I used to teach at a college south of the river – near the Elephant and Castle. One year I had no lectures on a Thursday. My mother-in-law ran a stable in the Chilterns, and she had a ride going out on a Thursday but with no one to lead it. Without much thought, one day I said ‘I’ll take it out’. So, every Thursday at half past eight I would drive in my riding kit out from Barnsbury to the Chilterns, pick up the ‘housewives special’ at ten and ride for 90 minutes in the countryside. I’d then head back into town, arriving at the Eagle pub, tucked in behind the ugly sprawl of that part of south London, dead on time at one for lunch (teaching was scheduled for the afternoon; these were, indeed, civilised times).

I would not even dare contemplate committing myself to that, today. The stress of the driving would destroy any of the fun. And it was fun, not least the sense of mischief in setting my cap at the system. I would have to say that I don’t believe London is as much fun as it used to me – for anyone. There is a sense of everyone pushing themselves too hard: to work, to play, even to have fun; and it shows on their faces. Yet, I would be the first to agree that Tate Modern is fun and the Millennium Bridge – forever wobbly in my mind – is pure fun, as well as being stupendously purposeless.

Part of the fun I used to have in London was walking around it. I taught an American student once who told me she had walked back from King’s Cross to Kensington, as the night was so balmy, and she didn’t want to plunge into the fetid heat of the underground.
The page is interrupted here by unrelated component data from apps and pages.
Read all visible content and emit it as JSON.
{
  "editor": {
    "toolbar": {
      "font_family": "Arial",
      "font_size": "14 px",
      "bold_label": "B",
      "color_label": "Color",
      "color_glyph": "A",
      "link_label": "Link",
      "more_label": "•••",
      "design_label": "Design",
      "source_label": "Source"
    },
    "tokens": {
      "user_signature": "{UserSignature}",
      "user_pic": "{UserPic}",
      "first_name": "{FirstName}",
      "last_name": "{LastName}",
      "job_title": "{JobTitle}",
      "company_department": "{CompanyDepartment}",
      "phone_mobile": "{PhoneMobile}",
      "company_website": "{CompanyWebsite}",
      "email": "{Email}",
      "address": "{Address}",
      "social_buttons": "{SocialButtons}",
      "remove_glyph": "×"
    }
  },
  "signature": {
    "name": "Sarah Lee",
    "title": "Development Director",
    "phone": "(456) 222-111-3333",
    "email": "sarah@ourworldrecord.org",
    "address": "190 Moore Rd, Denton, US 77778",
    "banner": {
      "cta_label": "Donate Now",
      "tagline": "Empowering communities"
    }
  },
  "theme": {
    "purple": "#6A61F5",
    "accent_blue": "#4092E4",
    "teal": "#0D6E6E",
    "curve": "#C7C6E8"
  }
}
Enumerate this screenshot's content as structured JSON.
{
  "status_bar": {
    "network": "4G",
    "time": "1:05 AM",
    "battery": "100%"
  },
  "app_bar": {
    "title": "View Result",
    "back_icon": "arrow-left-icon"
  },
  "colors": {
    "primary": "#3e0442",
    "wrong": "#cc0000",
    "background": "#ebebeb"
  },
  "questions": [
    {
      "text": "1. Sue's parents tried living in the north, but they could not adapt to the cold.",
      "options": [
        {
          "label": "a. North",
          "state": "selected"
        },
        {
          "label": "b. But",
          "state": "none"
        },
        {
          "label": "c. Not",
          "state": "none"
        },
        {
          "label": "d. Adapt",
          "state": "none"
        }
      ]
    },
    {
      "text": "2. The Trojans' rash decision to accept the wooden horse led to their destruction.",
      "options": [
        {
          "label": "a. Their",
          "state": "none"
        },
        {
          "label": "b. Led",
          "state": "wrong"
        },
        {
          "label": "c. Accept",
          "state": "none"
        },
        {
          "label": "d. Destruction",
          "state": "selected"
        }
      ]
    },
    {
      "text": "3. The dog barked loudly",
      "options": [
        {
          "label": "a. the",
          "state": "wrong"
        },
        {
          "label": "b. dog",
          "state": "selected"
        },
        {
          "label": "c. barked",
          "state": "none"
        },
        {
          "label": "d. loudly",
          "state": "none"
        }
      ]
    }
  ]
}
She had felt perfectly safe all the way (I can date this exactly: it was 1985). I still find pleasure in walking from, say, Marylebone station to Victoria ( a few months ago), but once I walked from Islington to the Elephant – and back.

Today’s traffic spoils much of that – you have to pick the routes so much more carefully and – this is more difficult to define – in taking some of the back streets there is an edginess, just at times, as to whether, even in the daytime, it is safe.

Great cities rise and fall: there is no sense yet in London of falling, not even a tremor right now. But, perchance, a new terror attack of, say, anthrax scattered in the streets, and all could change. A 1940s government test of anthrax spores kept the Scottish island of Gruinard closed for 50 years. I caught myself, just the other day, while walking in town, pondering on that – and the vulnerability of cities.

Like those of its inhabitants, London’s is growing and the innocence of just a few years ago is, I fear, departing. I no longer flinch when I see armed police in the streets. It forces me to recall the time when I was living in Bloomsbury and we heard the distant but quite distinct boom of an IRA bomb (it had gone off four miles away in the West End). Those were the days of anxiously inspecting fellow travellers on the tube for any sign of the mark of terrorist Cain about them. Well, we’re back there alright so maybe, just maybe, other, better things will return.

I mourn however that, like the nightingales of Berkeley Square, the sailing dinghies of the Serpentine, are gone forever.